Researchers in the study followed 218 healthy young and middle-aged adults and had them cut 25% of their calories or maintain their usual diet for two years. The participants were generally fit or just slightly overweight.

“Cutting 25% of your calories is not easy, so it isn’t surprising that during the study most participants were only able to cut about 12% or 300 calories a day,” says Rachel. “They also had behavioral counseling during the study to help them stick to the diet—which is important to recognize.”

What does 300 calories look like?

  • Six Oreo cookies
  • McDonald’s medium fries
  • 12-ounce pumpkin spice latte from Starbucks
  • Bagel
  • 23.5-ounce can of Arizona raspberry ice tea
  • Medium strawberry coolatta from Dunkin Donuts
  • 2-egg omelet with cheese
  • A slice of pumpkin pie (with no whipped cream)

By restricting their calorie intake for two years, the average weight loss for participants was 10% of their body weight, or 16 pounds on average. During the two years, participants who restricted their calories lowered their blood pressure and their LDL cholesterol. They also had a 24 percent drop in their triglycerides, all of which can have a significant influence on your heart health. In addition, they had improved metabolic rates, reduced inflammation, and blood sugar levels.

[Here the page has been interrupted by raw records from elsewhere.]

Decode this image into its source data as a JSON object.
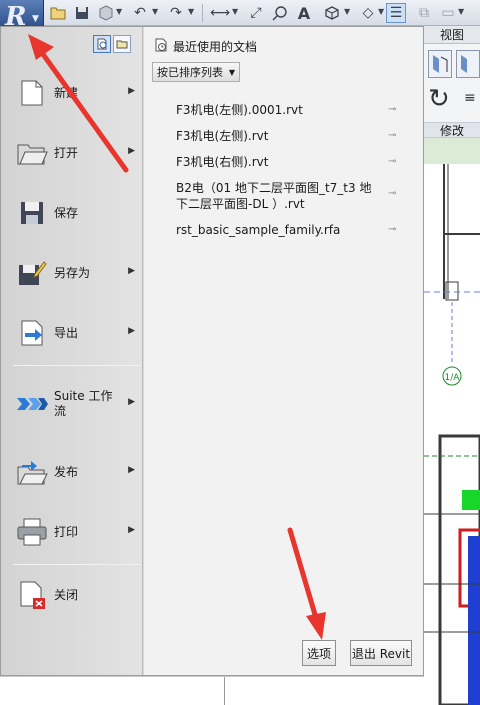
{
  "quick_access": {
    "icons": [
      "open-icon",
      "save-icon",
      "sync-icon",
      "undo-icon",
      "redo-icon",
      "measure-icon",
      "dimension-icon",
      "tag-icon",
      "text-icon",
      "3d-view-icon",
      "section-icon",
      "thin-lines-icon",
      "switch-windows-icon"
    ],
    "text_tool_glyph": "A"
  },
  "ribbon": {
    "view_tab": "视图",
    "modify_panel": "修改"
  },
  "app_menu": {
    "items": [
      {
        "label": "新建",
        "icon": "new-file-icon",
        "has_submenu": true
      },
      {
        "label": "打开",
        "icon": "open-folder-icon",
        "has_submenu": true
      },
      {
        "label": "保存",
        "icon": "save-disk-icon",
        "has_submenu": false
      },
      {
        "label": "另存为",
        "icon": "save-as-icon",
        "has_submenu": true
      },
      {
        "label": "导出",
        "icon": "export-icon",
        "has_submenu": true
      },
      {
        "label": "Suite 工作流",
        "icon": "suite-workflow-icon",
        "has_submenu": true
      },
      {
        "label": "发布",
        "icon": "publish-icon",
        "has_submenu": true
      },
      {
        "label": "打印",
        "icon": "print-icon",
        "has_submenu": true
      },
      {
        "label": "关闭",
        "icon": "close-file-icon",
        "has_submenu": false
      }
    ],
    "recent": {
      "title": "最近使用的文档",
      "sort_label": "按已排序列表",
      "documents": [
        "F3机电(左侧).0001.rvt",
        "F3机电(左侧).rvt",
        "F3机电(右侧).rvt",
        "B2电（01 地下二层平面图_t7_t3  地下二层平面图-DL  ）.rvt",
        "rst_basic_sample_family.rfa"
      ]
    },
    "options_button": "选项",
    "exit_button": "退出 Revit"
  },
  "workspace": {
    "grid_bubble": "1/A"
  },
  "colors": {
    "arrow": "#e8352e",
    "app_button": "#2c4f8e",
    "menu_bg": "#d9d9d9",
    "recent_bg": "#f2f2f2"
  }
}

You may think the weight loss was the reason for the improved measurements, but the study found weight loss is only responsible for one quarter of the improvements. The researchers suggest that restricting calories has benefits beyond weight loss.

 “There is still more research to be done on how or if calorie restriction can help you live longer or reduce the incidence of chronic disease,” says Rachel. “But it is clear that it can help you lose weight and be generally healthier.”

Do you need help losing weight? Talk to your primary care physician or schedule an appointment at the St. Elizabeth Physicians Weight Management Center by calling (859) 212-4625. You can also watch our free medical weight management seminar online.